In 1981, the newly formed Emmanuel Mennonite Church drew on Jesus’ words in Matthew 28:19 to express its purpose as a congregation: “To make disciples of all nations.” At the time, the intention was simply to begin an English-speaking church, but, in the years since, it seems to me that those words have proven to be more prophetic than anyone might have realized at the time.
Following are questions for reflecting on and discussing the Canadian Mennonite stories on the first Truth and Reconciliation Commission events in 2010:
Delegates to Mennonite Church Canada Assembly 2010 struggled with just how to confess systemic complicity in the Indian Residential School (IRS) survivors issue while not admitting to being directly abusive in non-existent Mennonite residential schools.
Leann Sleigh, painfully sharing how three generations of residential school forced family separation, sexual and physical abuse leading to alcoholism and parental abuse, offers her moccasins to a collection of native artifacts “for those who walked before us.” A read cedar box holding artifacts and documents was commissioned by the TRC as a “lasting tribute” to school survivors. (Photo by Evelyn Rempel Petkau)
In the Learning Tent at The Forks, Jamie Monkman was one of the many poring over photo albums of class pictures from many of the Indian Residential Schools. “I am looking for pictures of my mom and granny, who went to the Norway House school,” she explained. The Learning Tent outlined the history of the Indian Residential Schools with phot displays and historical accounts. (Photo by Evelyn Rempel Petkau)
As the Truth and Reconciliation Commissioners begin their five-year sojourn across Canada to hear the stories of those who suffered under the Indian Residential School (IRS) system, Mennonites may well ask if or how they should be involved in this process.
The Poplar Hill (Ont.) Development School—the only Mennonite-affiliated school being officially looked at by the Truth and Reconciliation Commission (TRC) currently making the rounds of Canadian communities—has been out of the news for more than two decades.
1. How involved is your congregation with Mennonite Church Canada? How do you get information about what MC Canada is doing? What would strengthen the connection between MC Canada and your congregation?
Congregational giving is up, so why are donations to area and national church bodies falling?
What started out as a small Saskatchewan church’s 2008 resolution to take acts of peace public has become a fairly widespread Canadian campaign with people all over the world getting on board.
After leading three study sessions on Colossians 3:15-17, the Bible theme text for Assembly 2010—Reclaiming Jesus: Gladly Wear the Name—retiring general secretary Robert J.
Mennonite Central Committee (MCC) is changing how it does its work, but not the work itself.
1. How much does your congregation support Mennonite Central Committee (MCC)? Has this changed over the years?
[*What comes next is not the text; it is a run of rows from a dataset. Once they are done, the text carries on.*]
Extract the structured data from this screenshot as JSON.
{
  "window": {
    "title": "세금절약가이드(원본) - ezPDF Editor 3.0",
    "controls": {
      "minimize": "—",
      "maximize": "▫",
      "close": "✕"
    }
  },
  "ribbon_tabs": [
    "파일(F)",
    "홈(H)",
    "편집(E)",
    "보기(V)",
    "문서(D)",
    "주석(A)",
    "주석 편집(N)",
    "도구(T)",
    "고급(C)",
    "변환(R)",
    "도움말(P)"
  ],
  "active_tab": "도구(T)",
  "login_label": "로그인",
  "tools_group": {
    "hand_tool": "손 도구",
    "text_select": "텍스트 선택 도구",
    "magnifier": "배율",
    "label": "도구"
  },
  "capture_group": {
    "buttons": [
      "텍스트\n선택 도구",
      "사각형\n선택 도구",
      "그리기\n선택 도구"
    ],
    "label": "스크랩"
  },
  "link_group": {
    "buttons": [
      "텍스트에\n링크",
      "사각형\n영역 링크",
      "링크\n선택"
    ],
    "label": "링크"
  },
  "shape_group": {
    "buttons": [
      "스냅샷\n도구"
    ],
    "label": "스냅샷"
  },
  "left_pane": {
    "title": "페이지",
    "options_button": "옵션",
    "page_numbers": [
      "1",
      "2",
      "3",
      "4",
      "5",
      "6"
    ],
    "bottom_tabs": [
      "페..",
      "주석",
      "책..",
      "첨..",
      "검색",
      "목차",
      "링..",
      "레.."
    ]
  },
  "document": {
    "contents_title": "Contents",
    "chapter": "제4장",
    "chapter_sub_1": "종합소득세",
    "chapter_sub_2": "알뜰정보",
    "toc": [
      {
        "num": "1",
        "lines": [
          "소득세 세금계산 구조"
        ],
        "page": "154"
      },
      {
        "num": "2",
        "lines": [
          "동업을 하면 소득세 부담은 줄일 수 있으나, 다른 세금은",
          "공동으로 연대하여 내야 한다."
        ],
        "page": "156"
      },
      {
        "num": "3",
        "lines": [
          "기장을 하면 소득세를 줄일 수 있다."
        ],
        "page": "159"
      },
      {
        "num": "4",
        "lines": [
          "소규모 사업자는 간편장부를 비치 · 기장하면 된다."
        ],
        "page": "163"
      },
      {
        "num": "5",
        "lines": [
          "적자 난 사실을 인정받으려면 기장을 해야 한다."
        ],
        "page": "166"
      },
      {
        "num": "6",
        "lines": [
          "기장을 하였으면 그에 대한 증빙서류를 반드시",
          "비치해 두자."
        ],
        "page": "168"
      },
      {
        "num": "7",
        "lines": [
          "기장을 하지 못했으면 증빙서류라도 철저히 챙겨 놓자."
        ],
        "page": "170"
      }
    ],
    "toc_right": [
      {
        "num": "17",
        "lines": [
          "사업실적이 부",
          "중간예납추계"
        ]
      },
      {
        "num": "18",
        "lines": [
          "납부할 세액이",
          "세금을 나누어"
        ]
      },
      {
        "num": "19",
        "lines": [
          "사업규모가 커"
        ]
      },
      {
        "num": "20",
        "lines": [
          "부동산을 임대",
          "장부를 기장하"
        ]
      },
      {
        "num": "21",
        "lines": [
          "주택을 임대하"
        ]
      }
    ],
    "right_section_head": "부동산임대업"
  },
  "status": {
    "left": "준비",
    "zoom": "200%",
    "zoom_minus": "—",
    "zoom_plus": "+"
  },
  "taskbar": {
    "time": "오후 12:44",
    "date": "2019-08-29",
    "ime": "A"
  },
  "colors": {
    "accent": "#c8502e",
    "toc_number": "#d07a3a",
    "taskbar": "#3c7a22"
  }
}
What MCC projects have you participated in? How satisfied are the people of your congregation with the mission and program emphases of MCC?
Here are multiple stories of how Mennonite Central Committee (MCC) began. One tells of Clayton Kratz, a young man who went to Russia, Ukraine and Turkey, to attempt to distribute aid to starving people in 1920, but disappeared and was never found.
Another details how Mennonites worked with the U.S. government to finally deliver relief supplies beginning in 1922.